Later that day, I asked my mother about the response. She said that a couple families in the village had Indian origins and made no further comment.
In Canada today, “Indigenous” is widely viewed as the accepted term for the first inhabitants of the Americas. Through my career as a journalist, and outside of it on occasion, I’ve come into contact with many and have learned something of their culture or, to be more accurate, cultures. I’ve also learned something of their anger, though I suppose one would need to be Indigenous themself to fully appreciate its depth.
I prefer to think of the generous nature of the Indigenous people I’ve met, their intelligence, spirituality, and other positive attributes.
One example of generosity relates the ruined groundwater across a broad swath of the Municipality of Chatham-Kent.
In case you haven’t heard the story, the issue is related to the construction and operation of wind turbines, each of which is anchored with a series of steel beams driven through the shallow and fragile aquifer into the underlying bedrock; as the turbine blades turn, the aquifer is disturbed and particles of black shale find their ways into dozens of wells from which families draw their water. It’s an ongoing concern, though as yet no level of government or the corporate wind farm developers have addressed the issue in a meaningful way.

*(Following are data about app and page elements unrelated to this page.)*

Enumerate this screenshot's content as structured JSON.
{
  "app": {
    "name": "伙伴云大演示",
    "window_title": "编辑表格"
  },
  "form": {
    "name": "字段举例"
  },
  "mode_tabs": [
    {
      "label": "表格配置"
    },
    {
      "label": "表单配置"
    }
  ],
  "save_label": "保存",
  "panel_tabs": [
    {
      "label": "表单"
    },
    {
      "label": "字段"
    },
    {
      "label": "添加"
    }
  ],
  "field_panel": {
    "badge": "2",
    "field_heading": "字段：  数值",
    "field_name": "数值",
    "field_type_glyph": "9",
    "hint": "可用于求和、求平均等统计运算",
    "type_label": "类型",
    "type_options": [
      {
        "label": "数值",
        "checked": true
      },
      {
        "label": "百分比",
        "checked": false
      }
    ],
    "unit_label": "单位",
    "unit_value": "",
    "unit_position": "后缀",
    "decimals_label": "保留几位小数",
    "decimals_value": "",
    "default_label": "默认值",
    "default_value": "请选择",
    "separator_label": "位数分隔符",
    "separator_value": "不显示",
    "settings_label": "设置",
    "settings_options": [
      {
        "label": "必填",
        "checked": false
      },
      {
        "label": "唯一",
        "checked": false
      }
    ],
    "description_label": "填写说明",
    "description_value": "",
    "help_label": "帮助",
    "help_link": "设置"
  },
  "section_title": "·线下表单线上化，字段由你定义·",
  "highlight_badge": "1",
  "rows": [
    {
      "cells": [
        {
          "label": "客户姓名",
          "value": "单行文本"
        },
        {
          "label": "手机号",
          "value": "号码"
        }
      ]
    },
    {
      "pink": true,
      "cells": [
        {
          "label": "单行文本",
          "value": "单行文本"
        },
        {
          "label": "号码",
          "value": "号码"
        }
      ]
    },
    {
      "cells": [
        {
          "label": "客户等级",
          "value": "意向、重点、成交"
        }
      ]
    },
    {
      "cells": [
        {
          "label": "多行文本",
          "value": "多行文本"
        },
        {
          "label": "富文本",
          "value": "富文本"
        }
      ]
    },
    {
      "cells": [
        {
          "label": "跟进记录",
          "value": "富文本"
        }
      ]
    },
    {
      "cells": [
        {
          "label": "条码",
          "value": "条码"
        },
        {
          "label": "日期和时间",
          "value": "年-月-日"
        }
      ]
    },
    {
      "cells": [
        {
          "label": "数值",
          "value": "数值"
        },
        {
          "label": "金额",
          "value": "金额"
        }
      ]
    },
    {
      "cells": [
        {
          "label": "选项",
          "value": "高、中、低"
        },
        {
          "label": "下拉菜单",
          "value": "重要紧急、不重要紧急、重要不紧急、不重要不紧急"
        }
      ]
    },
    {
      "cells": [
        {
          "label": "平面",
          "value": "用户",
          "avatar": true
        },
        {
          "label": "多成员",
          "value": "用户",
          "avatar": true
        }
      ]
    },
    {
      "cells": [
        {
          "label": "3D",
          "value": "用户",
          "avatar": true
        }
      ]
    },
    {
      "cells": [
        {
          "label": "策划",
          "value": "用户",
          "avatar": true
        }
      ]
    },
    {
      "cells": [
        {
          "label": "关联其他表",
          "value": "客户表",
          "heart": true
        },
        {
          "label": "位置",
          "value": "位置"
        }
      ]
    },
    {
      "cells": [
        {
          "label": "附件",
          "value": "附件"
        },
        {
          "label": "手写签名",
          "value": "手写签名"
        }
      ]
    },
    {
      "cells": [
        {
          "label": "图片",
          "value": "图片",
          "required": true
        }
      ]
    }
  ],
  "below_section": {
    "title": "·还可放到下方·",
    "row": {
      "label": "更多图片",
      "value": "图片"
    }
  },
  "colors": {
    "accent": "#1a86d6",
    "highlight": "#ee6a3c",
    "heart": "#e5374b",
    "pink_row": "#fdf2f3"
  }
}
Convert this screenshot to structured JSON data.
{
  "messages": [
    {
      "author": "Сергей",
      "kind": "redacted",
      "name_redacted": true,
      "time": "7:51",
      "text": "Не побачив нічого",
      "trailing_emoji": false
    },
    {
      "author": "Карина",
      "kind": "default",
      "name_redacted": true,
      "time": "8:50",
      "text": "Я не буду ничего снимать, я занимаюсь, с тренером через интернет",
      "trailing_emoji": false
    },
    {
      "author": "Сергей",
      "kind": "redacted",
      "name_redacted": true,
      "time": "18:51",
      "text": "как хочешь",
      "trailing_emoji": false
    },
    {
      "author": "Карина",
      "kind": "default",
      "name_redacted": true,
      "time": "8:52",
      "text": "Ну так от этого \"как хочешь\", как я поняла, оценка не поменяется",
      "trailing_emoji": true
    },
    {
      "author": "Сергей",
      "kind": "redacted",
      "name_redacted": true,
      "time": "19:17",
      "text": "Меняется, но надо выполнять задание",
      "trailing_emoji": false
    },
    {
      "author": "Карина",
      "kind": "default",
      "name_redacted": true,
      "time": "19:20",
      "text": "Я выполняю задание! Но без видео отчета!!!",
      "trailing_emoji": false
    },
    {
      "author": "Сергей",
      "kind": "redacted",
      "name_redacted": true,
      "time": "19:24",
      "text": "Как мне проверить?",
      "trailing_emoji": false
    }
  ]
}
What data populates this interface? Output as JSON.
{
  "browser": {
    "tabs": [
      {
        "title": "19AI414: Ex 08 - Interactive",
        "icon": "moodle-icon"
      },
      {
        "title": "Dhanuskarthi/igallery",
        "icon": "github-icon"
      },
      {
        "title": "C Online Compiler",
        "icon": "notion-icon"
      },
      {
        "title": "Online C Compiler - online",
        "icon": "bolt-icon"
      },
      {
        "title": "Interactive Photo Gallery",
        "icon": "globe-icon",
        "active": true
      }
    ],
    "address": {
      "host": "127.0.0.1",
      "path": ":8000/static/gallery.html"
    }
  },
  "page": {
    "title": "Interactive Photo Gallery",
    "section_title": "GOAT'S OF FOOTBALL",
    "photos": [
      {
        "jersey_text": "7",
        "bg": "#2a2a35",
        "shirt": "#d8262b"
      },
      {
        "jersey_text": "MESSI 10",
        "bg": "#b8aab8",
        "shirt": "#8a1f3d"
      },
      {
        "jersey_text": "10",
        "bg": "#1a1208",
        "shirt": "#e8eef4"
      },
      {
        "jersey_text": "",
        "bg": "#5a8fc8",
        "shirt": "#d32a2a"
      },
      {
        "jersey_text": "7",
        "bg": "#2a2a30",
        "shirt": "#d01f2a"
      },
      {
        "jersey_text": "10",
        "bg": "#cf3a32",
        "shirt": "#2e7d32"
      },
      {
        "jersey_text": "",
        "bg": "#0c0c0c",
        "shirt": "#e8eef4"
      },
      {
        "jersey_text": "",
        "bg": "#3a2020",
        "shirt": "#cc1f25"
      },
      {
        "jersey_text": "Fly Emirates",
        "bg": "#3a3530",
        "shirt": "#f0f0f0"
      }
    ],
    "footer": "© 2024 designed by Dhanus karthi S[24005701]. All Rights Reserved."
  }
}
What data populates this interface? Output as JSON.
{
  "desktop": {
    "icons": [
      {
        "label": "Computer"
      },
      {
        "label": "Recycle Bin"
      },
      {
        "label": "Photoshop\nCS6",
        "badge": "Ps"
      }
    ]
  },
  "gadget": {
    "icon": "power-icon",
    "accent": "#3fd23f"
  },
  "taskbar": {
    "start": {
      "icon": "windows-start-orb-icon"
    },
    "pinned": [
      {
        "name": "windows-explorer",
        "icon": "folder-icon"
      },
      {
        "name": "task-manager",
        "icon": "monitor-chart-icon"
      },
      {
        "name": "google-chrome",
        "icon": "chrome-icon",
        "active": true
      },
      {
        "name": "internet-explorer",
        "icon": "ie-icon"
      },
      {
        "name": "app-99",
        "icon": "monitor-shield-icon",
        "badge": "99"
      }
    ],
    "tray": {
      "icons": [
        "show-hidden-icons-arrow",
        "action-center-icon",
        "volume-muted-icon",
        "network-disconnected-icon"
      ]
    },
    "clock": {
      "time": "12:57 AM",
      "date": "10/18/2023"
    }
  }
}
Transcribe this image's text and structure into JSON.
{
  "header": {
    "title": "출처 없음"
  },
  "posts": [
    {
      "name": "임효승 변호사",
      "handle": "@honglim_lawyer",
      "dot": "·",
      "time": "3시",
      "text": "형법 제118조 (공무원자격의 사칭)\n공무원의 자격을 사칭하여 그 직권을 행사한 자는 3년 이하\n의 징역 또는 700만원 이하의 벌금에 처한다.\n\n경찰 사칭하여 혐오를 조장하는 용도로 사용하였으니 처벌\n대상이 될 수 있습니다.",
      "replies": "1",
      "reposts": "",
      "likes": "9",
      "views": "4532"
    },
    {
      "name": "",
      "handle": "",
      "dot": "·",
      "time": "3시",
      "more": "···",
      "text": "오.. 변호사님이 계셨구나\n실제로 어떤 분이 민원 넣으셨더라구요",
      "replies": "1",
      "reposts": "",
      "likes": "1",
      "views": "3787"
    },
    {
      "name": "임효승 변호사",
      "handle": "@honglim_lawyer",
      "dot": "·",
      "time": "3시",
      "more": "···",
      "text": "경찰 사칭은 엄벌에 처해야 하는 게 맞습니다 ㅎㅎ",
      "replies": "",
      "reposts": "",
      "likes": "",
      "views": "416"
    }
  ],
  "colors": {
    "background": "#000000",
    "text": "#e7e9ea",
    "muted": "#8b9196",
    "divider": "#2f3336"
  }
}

During the height of the controversy, members of the traditional leadership from the nearby Walpole Island First Nation (who see the protection of the water resources as an obligation) became involved. They supported the blockade of one of the turbine sites. It was there that I was approached by a young fellow from the First Nation who told me that if the impacted landowners wished for it, members of a certain “Warriors” organization could be enlisted for their support.
Later, just outside a town hall meeting, another of the traditional leaders, a young woman, stepped up to me, stared, and asked what I was about in what seemed a challenging manner. I replied, “It’s all about the love” for at that moment, that is exactly what I felt.
She seemed mildly disappointed at my response, chagrined perhaps, and stepped away.
I’d seen her earlier at the blockade, staring intently from a distance, with a hand gesture as if warding off evil intent. At the time I thought, “I carry my grandmothers with me” – they were all women whose strength lay in endurance.
I agree with several points in the article written by Gary Kenny that appeared in the March edition though I question the premise of settler privilege, especially when used as a kind of blanket statement. I also read the letter to the editor that appeared in response to the Kenny article which encouraged readers of The Rural Voice not “fall victim to a brand of moralism masked as ideology” and concluded, “Your readers are not that stupid.”
Neither are the Indigenous peoples.
Many of their number, I suspect, grow weary of the talk as I do: the insistence of land acknowledgement (typically an empty gesture); the assumption that privilege and moral standing can somehow be attached to race; the lack of nuance as history is reimagined; the transference of culpability for the wrongs of the past to today’s generation; the fashionable trend of modern-day ‘settlers’ allying themselves with the Indigenous peoples; the term settler itself as currently in a modern context.
I am not a settler though if you go back far enough, my ancestors were. My mother’s people travelled from Scotland in the 19th century, some with little more than their ambition. The other side, the Carters and Millers, immigrated to Canada from the United States early in the 1800s. As the family history relates, the grandfather of my grandfather – William Carter – had been ‘captured’ by Indians as a child and at the age of 21 was granted by the chief of his captors 100 acres of his choice in what was then Upper Canada.
Reconciliation does, must and will need to move forward. Must move forward. Will move forward. Yet only through empowerment of all peoples can this be successfully achieved. Layering further division on the issue through the ill-conceived transference of blame is helpful to no one. ◊